Note: The above ring is the simplest ring that we have in math, it runs all numbers from 0 to m-1.

Ring Properties

There are a lot of important properties in regards to rings that we will now discuss, don’t worry if you don’t understand any of these, we will most likely come back to rings but for now I’ll go over the most important properties.

$\bullet$ We can add and multiply any two numbers and the result is always in the ring i.e - a ring is said to be closed. This closure of the ring is assured by the modulo operator.

$\bullet$ Addition and multiplication are associative e.g $a + (b + c) = (a + b) + c$ and $a \cdot (b \cdot c) = (a \cdot b) \cdot c$ for all $a, b, c \in \mathbb{Z}_m$ This means that it doesn’t matter in which sequence you perform the operations.

$\bullet$ There is the neutral element 0 with respect to addition, i.e, for every element $a ∈ \mathbb{Z}_m$ it holds that $a + 0 ≡ a \, \bmod \, m$

$\bullet$ For any element a in the ring, there is always the negative element $-a$ such that $a + (-a) ≡ 0 \, \bmod \, m$ i.e, the additive inverse always exists. We use the previously mentioned neutral element to define the inverse.

$\bullet$ There is the neutral element 1 with respect to multiplication, i.e, for every element $a \in \mathbb{Z}_m$ it holds that $a \cdot 1 ≡ a \, \bmod \, m$.

$\bullet$ The multiplicative inverse exists only for some elements.

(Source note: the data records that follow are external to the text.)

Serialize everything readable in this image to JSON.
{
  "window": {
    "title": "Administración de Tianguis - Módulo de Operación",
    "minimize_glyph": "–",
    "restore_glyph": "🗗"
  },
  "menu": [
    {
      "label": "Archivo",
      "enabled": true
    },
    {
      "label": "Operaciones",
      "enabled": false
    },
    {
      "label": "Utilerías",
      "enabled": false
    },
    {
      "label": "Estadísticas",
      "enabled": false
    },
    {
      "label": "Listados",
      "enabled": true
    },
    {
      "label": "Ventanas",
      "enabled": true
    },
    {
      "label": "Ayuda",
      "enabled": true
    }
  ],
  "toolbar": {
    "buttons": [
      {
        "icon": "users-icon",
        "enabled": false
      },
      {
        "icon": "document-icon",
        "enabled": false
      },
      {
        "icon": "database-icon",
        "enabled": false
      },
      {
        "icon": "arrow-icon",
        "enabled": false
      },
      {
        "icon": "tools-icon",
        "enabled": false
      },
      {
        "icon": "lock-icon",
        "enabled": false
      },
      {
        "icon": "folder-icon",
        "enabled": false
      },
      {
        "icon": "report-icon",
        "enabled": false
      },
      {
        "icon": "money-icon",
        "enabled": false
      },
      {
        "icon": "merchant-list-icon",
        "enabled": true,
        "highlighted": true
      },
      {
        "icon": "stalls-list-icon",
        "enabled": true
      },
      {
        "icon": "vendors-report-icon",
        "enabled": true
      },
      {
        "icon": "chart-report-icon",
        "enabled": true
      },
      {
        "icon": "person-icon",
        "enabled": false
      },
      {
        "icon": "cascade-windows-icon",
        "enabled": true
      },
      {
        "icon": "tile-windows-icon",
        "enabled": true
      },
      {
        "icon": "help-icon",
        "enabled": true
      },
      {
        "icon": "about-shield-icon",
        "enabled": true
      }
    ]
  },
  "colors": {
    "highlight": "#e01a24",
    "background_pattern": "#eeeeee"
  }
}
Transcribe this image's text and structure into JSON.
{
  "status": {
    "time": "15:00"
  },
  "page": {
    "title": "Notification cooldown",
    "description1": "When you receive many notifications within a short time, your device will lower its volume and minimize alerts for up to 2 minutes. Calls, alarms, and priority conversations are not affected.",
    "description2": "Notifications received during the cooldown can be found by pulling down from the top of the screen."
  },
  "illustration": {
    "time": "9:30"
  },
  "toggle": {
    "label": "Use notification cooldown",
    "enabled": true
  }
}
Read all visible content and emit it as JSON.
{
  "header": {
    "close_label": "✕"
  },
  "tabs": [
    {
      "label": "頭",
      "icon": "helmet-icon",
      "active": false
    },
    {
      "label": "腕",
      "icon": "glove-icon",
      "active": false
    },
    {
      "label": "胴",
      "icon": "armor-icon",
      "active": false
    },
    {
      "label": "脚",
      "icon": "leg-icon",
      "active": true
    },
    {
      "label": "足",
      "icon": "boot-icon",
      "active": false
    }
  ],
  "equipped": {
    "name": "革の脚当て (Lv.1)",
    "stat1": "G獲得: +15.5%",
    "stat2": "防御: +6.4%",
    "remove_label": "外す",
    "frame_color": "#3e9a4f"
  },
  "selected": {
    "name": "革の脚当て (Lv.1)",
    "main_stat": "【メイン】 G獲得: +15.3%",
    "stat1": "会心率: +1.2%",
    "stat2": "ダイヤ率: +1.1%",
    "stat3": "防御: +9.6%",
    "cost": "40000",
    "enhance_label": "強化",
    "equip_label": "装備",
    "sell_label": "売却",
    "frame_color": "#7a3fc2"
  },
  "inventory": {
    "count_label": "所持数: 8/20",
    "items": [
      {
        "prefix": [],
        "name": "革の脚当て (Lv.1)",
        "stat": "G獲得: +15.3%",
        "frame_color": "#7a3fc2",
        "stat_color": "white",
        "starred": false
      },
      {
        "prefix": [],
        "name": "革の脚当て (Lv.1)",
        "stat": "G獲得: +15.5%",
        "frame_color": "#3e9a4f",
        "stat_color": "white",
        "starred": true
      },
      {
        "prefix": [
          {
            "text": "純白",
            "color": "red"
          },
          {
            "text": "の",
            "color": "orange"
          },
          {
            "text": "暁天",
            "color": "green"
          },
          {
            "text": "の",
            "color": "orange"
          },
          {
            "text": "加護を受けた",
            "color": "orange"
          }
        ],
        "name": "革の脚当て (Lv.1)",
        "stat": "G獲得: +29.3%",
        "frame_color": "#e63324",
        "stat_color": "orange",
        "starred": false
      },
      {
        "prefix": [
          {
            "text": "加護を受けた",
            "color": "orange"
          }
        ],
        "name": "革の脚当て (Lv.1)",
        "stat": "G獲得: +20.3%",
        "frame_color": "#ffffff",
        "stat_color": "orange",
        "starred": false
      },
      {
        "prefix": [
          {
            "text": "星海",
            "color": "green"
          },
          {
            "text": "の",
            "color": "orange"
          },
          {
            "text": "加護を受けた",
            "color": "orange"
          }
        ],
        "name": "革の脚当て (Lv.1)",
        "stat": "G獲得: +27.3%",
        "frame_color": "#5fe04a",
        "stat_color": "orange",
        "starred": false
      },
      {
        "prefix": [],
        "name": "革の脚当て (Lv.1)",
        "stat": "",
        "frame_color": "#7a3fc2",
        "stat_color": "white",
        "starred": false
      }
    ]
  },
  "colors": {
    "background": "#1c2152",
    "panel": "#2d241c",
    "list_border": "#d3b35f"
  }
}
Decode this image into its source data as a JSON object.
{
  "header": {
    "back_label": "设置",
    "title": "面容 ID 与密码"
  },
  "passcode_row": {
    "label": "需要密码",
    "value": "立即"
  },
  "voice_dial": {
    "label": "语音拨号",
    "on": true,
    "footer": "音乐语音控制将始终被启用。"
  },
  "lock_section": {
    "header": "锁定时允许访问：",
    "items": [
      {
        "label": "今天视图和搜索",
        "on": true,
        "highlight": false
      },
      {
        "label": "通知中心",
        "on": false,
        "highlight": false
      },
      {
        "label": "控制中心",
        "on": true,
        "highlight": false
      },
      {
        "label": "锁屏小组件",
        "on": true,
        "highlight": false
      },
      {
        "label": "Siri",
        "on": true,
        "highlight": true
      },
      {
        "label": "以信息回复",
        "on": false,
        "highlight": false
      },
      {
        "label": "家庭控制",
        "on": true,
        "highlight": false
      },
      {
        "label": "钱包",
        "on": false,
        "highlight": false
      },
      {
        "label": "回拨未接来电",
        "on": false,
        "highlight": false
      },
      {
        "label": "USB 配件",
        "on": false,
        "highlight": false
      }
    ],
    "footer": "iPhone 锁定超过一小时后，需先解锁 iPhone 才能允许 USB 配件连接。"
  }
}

Let $a \in \mathbb{Z}_m$, the inverse $a^{-1}$ is defined such that: $ a \cdot a^{-1} \equiv 1 \, \bmod \, m $

If an inverse exists for $a$ we can divide by this element since $b \vert a \equiv b \cdot a^{-1} \, \bmod \, m$

Note: We typically find the inverse using the Euclidean algorithm which we’ll cover at a later date. For now we’ll show you a much easier way using Greatest Common Divisor (GCD)

$\bullet$ An element $a \in \mathbb{Z}$ has a multiplicative inverse $a^{-1}$ if $gcd(a,m) = 1$ i.e the largest integer that divides both numbers $\text{a}$ and $\text{m}$. The fact that two numbers have a gcd of 1 is important in number theory, if $gcd(a,m) = 1$ then $\text{a}$ and $\text{m}$ are said to be relatively prime or coprime.

Let’s look at an example and check for the multiplicative inverse of $15$ in $\mathbb{Z_{26}}$ since $gcd(15, 26) = 1$ the inverse must exist! On the other hand $gcd(14, 26) = 2 \neq 1$.

The final ring property we’re going to discuss is that distributive law holds. His means that $a \cdot (b+c) = (a \cdot b) + (a \cdot c)$ for all $a, b,c \in \mathbb{Z}_m$ what this means is that we can say the ring $\mathbb{Z}_m$ is the set of integers ${0, 1, 2, \cdots, m-1}$ in which we can add, subtract, multiply and sometimes divide. The ring $\mathbb{Z}_m$ is very important to modern public-key cryptography in practice the integers involved here have a length of 150-4096 bits.


Don’t worry if you don’t understand much of the maths here, the main thing we will need to know about for the next few posts are coprimes, this is very important and you’re going to see why in the next post when we cover historical ciphers. However, if you’re really stuck feel free to contact me or do some extra reading on rings because it will really come up a lot in your crypto career! Or, whatever you use this for :p

Final Note

I’d like to apologise for not making a post in a while, I’ve been very, very busy and not had time to sit down and write however I should hopefully be back on track soon. I will note that I have the next two posts pretty much nearly finished so the gaps in between this post & the next one should not be too long. Once again, my apologies for the delay hopefully I can get back on track again. Shit happens though, right? :D